Penn has special strengths in practical philosophy. This includes political philosophy, metaethics, normative ethics, and the philosophy of law. Members of the Department work on and teach a diverse range of topics in these areas, both contemporary and historical. 

Faculty who specialize in political philosophy include Samuel Freeman and Kok-Chor Tan. Samuel Freeman has particular interests in the social contract tradition and Rawlsian political philosophy. Kok-Chor Tan focuses on issues of global justice, human rights, and multiculturalism.

Faculty who specialize in metaethics include Errol Lord and Daniel Singer. Errol Lord works on the nature of reasons and rationality and the place of normative reasons in the metaphysics of normativity. Daniel Singer focuses on how to develop constructivist theories of normativity and the is/ought gap. In addition, much of Lord, Lisa Miracchi, and Singer's work in epistemology bears directly on issues in metaethics.

Faculty who specialize in normative ethics include Cristina Bicchieri, Samuel Freeman, and Errol Lord. Bicchieri examines social norms from a game-theoretical perspective. Freeman works on contractualist approaches to ethics. Lord works on the justification of partiality and the interaction of prudence and morality. Freeman works on contractualist approaches to ethics. From a more historical perspective, Susan Sauvé Meyer works on ancient Greek moral theory.


Samuel Freeman also specializes in the philosophy of law with an emphasis on constitutional theory. In addition, colleagues from the Law School contribute to our offerings in legal philosophy, and participate in different ways to the PhD/JD Program. Among their many interests within legal philosophy, Anita Allen writes on privacy law, and gender and the law; William Ewald writes on legal history and international law; Claire Finkelstein works on various aspects of criminal law and Hobbes; Stephen Perry works on the relationship between legal and moral responsibility and the nature of authority; and Mitchell Berman works on constitutional theory, the philosophy of criminal law, and general jurisprudence (along with the philosophy of sport). 

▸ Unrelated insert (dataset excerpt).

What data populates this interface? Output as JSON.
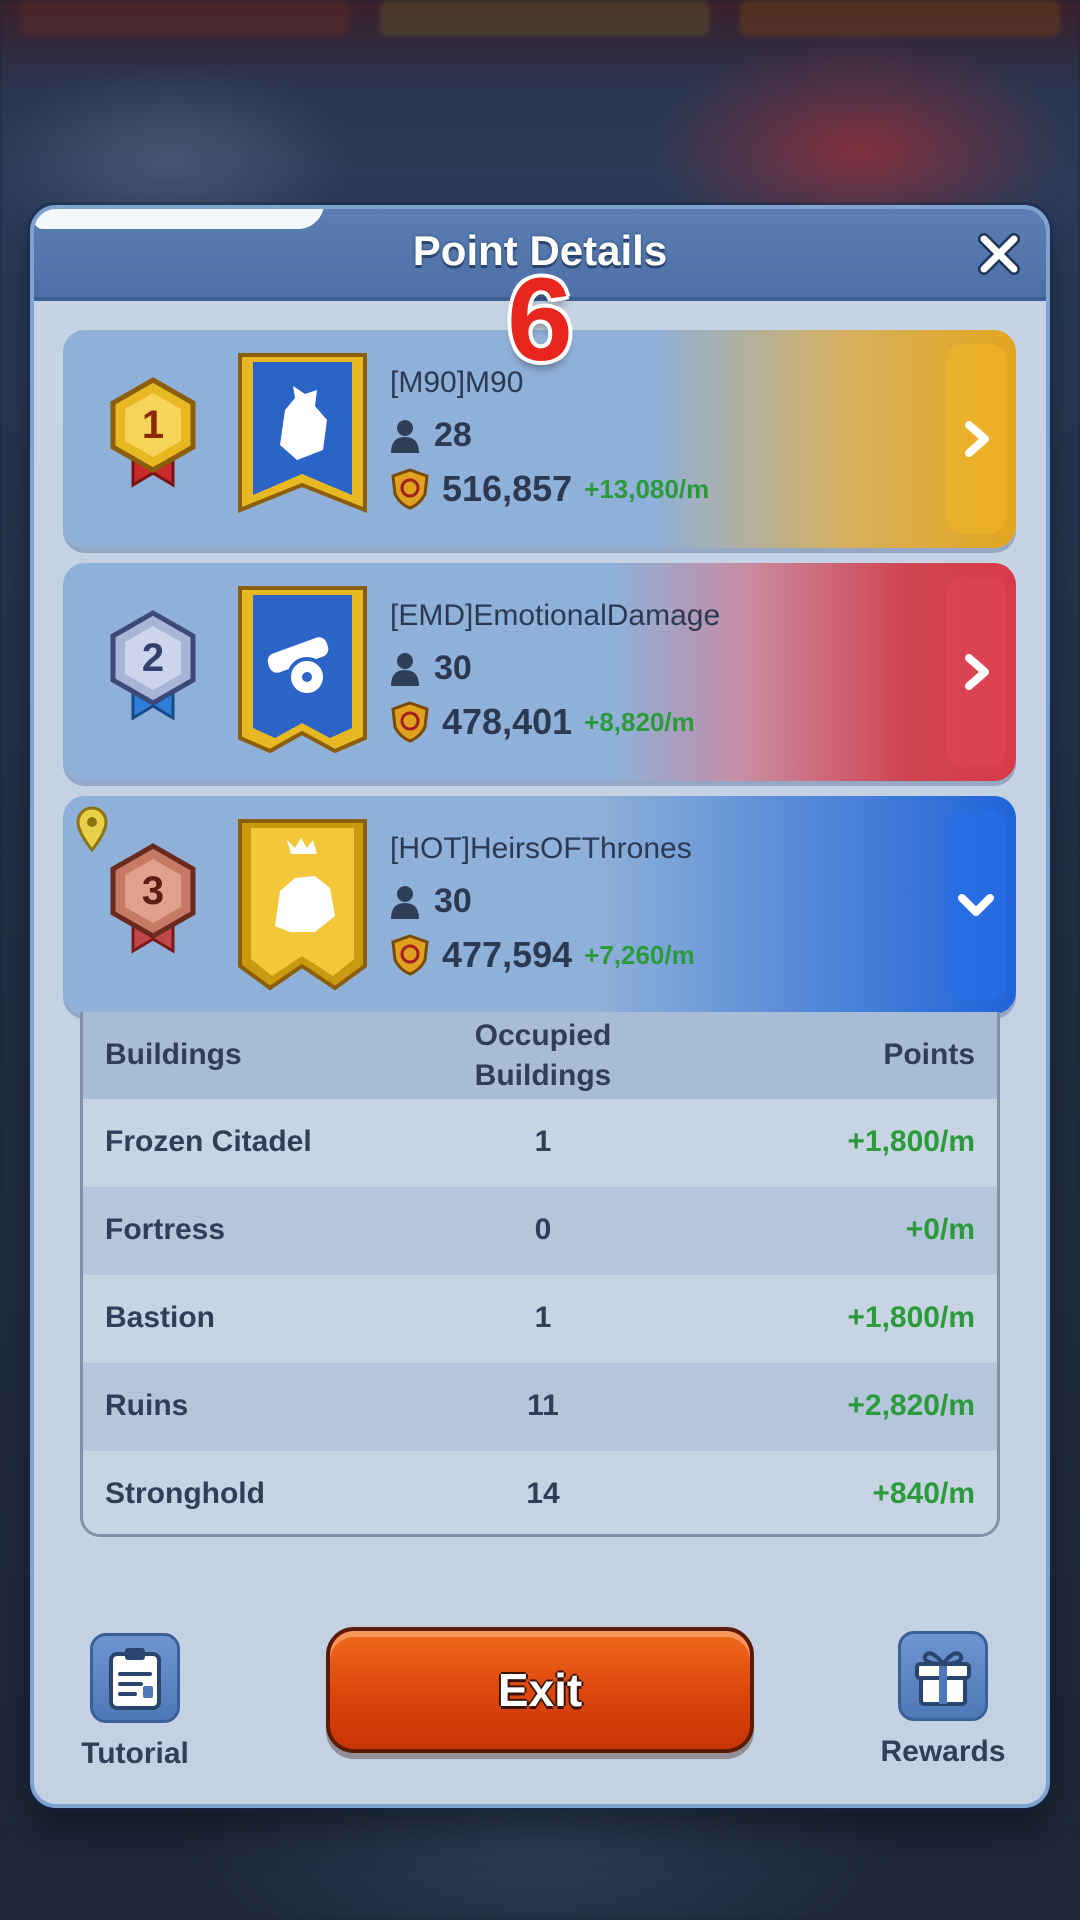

Our associated faculty also cover many areas of moral, political, and legal philosophy. Thomas Donaldson, Brian Berkey, Julian Jonker, Nina Strohminger, Amy Sepinwall, Robert Hughes  and Alan Strudler (all from the Wharton School) add to Penn's strengths in moral and political philosophy and applied ethics. Amy Gutmann (Political Science) has written on topics such as democratic theory, multiculturalism and the philosophy of education, and Zeke Emmanuel and Dominic Sisti (Medical Ethics & Health Policy) and Jonathan Moreno (HSS) work on diverse topics in biomedical ethics.